This is one of the many life experiences that have shaped me and made me what I am today. There have also been many occasions when I have been able to repay that gift of human kindness given to me early in my career. A similar story comes from the years when I pursued my bachelor’s degree in fire safety at Jersey City State College.
I was a firefighter at Engine Company 11. As a member of the First Battalion, I worked under the command of Battalion Chief Richard Hettinger. He was a good chief, from the old school: he was strict, but fair and one of the best fireground chiefs I ever met.
I was having trouble trying to keep up with my studies at Jersey City State and my duties at Engine Company 11. Chief Hettinger let me take my personal days off in hours, rather than days and nights – and I have a hunch that he slipped me an extra hour now and then. Thanks to his concern for me, I was able to complete my bachelor of science degree on time and on target. Once again, an act of kindness came my way. As I said, the best way to repay a gift is to keep on giving. This is how I have tried to live my life as a captain, and as a chief.
I have been blessed to work with some outstanding people over the years. My job is to share with you what they have taught me. Thanks to the fine folks at Firehouse® Magazine, I have the privilege of sharing the events that have shaped my career. Sometimes they are happy, sometimes they are sad, sometimes they are smart, and sometimes they are stupid. But they have all had an impact. And they have all had a part in shaping me as a fire officer. I just hope that they will continue to help you face the problems which come your way. That’s the reason for this column – this public soapbox.
Harry R. Carter, Ph.D., MIFireE, a Firehouse® contributing editor, is a municipal fire protection consultant based in Adelphia, NJ. He is also an associate professor at Mercer County Community College and a past chief and active life member of the Adelphia Fire Company. Dr. Carter retired from the Newark Fire Department in 1999 as a battalion commander. He also served as chief of training and commander of the Hazardous Materials Response Team.
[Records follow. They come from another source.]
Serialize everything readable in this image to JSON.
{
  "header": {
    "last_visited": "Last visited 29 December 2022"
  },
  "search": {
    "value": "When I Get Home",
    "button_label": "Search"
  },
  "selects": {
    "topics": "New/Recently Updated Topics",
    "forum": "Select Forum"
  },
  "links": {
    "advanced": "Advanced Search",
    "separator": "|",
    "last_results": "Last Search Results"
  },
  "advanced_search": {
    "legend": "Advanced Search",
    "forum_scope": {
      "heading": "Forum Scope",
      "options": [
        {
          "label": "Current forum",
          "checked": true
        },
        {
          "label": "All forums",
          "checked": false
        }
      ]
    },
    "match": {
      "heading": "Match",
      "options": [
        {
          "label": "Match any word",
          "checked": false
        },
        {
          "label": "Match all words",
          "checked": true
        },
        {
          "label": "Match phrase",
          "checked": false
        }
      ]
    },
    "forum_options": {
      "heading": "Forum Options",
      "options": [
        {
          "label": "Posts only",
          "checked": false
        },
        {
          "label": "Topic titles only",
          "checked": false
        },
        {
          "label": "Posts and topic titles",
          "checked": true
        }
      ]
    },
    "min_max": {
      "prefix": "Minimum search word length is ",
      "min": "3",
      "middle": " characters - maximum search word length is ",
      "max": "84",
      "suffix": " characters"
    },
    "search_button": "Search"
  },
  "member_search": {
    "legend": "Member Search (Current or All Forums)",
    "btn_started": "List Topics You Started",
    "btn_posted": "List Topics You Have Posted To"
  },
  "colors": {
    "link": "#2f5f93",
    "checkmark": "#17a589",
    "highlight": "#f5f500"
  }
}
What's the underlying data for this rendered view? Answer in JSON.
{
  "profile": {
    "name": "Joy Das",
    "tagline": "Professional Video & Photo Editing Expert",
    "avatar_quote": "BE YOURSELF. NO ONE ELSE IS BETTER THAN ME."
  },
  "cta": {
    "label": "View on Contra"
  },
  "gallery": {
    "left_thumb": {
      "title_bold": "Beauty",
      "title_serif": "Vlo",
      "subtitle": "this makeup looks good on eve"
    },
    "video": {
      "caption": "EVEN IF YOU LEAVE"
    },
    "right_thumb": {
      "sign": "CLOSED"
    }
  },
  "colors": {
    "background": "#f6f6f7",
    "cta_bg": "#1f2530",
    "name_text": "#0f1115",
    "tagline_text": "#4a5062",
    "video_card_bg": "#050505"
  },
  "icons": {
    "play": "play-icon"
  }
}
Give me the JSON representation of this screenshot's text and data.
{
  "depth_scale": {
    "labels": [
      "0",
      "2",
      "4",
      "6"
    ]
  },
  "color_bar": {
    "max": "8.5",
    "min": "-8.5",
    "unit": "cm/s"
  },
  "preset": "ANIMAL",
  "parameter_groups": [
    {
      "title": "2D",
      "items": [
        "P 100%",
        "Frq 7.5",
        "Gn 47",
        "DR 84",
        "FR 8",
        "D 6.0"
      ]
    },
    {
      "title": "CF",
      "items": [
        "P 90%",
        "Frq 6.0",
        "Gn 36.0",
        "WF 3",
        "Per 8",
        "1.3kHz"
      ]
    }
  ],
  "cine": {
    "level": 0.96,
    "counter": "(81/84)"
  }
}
Dr. Carter is a Member of the Institution of Fire Engineers of Great Britain (MIFireE). He may be contacted through his website at Dr.Carter@HarryCarter.com.